§ **Your task**
Each line with the string "starter" is to be copied from the records below.

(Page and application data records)
══════════
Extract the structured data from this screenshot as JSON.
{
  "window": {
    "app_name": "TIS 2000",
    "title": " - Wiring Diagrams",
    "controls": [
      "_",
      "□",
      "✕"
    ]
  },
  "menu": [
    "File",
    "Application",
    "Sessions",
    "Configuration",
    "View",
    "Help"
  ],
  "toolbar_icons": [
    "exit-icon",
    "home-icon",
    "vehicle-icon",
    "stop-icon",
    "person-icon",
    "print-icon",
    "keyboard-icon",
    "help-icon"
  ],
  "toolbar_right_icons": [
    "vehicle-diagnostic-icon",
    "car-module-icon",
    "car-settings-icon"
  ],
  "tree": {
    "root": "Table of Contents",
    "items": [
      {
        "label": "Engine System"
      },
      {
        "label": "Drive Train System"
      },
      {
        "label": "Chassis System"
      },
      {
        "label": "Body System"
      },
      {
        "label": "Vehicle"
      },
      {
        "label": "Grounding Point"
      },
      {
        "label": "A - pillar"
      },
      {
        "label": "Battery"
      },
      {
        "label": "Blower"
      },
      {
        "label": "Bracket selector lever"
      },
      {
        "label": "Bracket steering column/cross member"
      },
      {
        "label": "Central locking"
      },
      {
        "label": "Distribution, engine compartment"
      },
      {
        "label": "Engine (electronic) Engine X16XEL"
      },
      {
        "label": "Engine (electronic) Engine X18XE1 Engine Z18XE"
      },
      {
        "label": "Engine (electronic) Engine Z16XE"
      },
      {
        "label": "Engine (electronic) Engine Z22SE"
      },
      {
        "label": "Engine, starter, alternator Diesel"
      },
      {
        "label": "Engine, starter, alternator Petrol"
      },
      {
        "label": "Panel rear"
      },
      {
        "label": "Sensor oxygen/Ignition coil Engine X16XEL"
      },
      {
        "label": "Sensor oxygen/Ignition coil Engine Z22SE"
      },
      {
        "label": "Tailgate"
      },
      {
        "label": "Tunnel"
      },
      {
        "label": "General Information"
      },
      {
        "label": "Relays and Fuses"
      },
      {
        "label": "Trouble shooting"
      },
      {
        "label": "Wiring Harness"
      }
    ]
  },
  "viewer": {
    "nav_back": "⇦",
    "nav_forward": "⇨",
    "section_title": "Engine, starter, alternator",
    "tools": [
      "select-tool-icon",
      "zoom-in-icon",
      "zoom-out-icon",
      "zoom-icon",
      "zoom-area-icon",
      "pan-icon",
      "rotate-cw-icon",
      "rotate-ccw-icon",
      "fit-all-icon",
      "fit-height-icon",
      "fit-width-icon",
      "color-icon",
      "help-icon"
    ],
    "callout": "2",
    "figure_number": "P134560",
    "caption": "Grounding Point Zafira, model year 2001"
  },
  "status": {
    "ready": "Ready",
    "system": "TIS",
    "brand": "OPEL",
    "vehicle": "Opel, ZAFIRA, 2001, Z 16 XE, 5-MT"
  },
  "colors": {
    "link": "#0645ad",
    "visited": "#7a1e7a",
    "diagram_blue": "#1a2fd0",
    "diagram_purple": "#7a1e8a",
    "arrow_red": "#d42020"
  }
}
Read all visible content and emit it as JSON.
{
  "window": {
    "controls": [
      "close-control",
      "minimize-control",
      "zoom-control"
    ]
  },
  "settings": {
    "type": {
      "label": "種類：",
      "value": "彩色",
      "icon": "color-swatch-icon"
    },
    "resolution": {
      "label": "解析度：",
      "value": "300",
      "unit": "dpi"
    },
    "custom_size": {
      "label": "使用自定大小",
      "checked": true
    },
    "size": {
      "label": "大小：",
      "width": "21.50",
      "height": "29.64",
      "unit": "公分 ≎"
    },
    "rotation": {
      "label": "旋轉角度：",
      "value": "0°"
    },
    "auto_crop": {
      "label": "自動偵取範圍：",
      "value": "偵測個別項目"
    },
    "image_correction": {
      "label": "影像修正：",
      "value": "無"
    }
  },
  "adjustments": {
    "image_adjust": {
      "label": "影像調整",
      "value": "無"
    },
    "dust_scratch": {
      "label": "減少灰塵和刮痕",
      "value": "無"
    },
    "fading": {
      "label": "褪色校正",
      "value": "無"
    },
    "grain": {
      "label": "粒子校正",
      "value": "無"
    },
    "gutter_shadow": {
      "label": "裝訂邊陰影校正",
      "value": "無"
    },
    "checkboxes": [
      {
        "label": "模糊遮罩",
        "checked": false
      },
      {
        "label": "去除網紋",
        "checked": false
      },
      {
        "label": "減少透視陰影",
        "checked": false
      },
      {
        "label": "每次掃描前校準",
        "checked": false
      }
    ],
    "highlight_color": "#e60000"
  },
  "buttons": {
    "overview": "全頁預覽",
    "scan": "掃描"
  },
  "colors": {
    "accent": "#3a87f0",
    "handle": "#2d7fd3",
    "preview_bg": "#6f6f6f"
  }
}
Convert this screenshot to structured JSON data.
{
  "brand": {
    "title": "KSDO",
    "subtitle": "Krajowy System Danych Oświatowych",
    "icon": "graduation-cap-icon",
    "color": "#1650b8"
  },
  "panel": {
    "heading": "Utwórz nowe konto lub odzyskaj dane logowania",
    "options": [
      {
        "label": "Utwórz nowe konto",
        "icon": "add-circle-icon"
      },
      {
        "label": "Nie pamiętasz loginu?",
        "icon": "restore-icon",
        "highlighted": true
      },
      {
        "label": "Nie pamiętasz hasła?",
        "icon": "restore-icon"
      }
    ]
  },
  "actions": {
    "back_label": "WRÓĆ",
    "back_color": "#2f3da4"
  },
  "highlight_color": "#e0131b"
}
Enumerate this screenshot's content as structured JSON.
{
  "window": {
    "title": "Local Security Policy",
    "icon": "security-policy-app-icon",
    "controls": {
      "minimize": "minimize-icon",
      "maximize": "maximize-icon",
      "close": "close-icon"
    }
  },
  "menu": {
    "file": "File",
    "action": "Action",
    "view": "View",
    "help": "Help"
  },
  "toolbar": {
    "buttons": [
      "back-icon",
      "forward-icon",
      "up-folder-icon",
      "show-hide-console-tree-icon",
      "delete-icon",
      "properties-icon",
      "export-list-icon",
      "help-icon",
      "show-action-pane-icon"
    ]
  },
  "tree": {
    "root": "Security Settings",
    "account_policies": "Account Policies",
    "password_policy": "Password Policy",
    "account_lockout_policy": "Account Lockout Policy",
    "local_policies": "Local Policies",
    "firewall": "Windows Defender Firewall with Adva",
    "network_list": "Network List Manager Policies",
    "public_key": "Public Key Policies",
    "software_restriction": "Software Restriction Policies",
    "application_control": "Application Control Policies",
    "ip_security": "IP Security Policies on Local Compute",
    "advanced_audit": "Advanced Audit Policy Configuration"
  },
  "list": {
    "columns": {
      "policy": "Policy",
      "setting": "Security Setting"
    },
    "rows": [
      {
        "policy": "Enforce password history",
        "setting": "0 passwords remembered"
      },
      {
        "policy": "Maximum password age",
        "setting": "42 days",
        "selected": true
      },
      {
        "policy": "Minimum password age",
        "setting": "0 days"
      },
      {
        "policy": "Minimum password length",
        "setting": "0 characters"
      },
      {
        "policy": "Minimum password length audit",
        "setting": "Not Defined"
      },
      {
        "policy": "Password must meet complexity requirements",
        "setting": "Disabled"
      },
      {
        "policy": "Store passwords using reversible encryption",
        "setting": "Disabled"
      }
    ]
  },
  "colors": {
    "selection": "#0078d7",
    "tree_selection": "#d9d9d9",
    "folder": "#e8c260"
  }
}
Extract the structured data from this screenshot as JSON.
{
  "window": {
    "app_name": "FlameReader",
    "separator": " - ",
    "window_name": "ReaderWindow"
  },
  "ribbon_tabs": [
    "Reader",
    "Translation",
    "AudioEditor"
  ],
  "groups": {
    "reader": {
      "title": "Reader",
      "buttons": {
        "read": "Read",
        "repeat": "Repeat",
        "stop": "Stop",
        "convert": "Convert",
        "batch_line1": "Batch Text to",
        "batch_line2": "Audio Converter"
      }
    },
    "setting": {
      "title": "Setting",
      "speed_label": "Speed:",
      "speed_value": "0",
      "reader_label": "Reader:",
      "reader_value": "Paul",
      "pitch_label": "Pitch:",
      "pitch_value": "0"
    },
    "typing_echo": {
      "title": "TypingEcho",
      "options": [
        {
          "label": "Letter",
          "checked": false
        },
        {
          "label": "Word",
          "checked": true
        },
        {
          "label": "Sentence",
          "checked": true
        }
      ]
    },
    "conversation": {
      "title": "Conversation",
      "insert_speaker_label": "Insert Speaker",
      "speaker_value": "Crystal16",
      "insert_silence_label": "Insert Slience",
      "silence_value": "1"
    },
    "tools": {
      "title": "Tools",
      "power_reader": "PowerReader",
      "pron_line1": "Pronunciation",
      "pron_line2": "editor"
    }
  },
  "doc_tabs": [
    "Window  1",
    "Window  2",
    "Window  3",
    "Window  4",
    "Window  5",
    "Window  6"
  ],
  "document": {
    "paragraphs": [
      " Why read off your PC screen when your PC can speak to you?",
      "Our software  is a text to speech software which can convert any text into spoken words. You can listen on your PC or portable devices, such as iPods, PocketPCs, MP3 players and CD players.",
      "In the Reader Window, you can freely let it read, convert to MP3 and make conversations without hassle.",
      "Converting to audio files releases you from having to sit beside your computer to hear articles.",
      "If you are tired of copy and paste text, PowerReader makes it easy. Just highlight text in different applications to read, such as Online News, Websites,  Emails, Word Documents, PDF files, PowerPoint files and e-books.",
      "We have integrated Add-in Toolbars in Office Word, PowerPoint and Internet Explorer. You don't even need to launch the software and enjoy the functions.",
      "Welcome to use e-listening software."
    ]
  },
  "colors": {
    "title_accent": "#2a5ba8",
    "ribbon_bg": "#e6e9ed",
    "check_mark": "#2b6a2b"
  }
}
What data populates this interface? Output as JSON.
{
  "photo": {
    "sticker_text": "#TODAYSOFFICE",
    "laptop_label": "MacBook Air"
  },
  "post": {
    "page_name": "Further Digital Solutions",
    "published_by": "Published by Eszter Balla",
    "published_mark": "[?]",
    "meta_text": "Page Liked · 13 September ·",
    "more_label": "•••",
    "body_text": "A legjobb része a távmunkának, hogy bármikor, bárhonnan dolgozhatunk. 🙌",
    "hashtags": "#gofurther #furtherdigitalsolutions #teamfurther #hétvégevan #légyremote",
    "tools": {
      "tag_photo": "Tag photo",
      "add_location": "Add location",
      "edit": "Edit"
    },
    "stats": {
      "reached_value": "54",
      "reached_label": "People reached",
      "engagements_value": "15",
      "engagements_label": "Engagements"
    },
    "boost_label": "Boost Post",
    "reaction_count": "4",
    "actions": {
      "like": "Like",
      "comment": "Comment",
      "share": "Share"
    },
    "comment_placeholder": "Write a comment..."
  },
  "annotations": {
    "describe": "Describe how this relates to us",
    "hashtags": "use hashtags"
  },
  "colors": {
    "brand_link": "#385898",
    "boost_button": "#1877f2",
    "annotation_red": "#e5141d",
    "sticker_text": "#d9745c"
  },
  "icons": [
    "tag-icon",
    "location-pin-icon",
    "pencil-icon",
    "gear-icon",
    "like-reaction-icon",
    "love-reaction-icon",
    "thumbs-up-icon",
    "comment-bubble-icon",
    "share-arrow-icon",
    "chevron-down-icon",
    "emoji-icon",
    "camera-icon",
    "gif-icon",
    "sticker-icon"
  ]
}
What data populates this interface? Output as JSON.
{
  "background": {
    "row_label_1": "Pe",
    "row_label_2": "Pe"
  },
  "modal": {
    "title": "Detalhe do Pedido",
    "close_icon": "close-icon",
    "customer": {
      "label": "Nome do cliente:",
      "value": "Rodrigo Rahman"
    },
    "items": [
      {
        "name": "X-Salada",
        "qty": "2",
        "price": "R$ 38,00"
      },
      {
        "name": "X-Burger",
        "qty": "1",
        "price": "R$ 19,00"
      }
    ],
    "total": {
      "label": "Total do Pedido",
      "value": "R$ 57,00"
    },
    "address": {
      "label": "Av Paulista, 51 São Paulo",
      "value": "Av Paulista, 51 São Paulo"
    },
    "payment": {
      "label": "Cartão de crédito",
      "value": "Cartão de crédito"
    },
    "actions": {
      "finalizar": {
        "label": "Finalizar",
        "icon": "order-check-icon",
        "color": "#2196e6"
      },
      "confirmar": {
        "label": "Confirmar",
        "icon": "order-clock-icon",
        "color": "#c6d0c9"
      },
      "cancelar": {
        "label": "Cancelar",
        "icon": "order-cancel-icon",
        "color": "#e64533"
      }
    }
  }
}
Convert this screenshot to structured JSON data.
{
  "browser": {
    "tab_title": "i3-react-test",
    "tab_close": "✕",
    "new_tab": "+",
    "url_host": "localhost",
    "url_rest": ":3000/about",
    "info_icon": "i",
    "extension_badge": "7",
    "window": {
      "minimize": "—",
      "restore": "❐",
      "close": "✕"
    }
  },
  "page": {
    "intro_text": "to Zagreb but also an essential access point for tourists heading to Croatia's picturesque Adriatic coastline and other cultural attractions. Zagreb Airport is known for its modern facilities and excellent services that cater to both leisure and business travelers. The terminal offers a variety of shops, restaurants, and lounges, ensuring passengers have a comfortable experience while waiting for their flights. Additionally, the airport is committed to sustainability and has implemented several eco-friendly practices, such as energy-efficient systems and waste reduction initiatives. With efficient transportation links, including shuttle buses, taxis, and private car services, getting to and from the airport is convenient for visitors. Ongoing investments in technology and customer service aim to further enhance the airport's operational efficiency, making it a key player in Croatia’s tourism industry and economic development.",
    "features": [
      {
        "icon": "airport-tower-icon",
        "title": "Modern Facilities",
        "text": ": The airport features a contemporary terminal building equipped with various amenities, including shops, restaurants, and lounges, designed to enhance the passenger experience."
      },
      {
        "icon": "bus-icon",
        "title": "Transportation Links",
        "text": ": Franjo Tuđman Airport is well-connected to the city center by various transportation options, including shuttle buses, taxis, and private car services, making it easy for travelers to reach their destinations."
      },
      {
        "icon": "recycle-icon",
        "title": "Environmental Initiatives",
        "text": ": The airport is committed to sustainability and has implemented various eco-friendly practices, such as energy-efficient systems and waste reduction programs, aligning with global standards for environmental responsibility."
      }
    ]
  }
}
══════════
§ **Response to this exercise**
        "label": "Engine, starter, alternator Diesel"
        "label": "Engine, starter, alternator Petrol"
    "section_title": "Engine, starter, alternator",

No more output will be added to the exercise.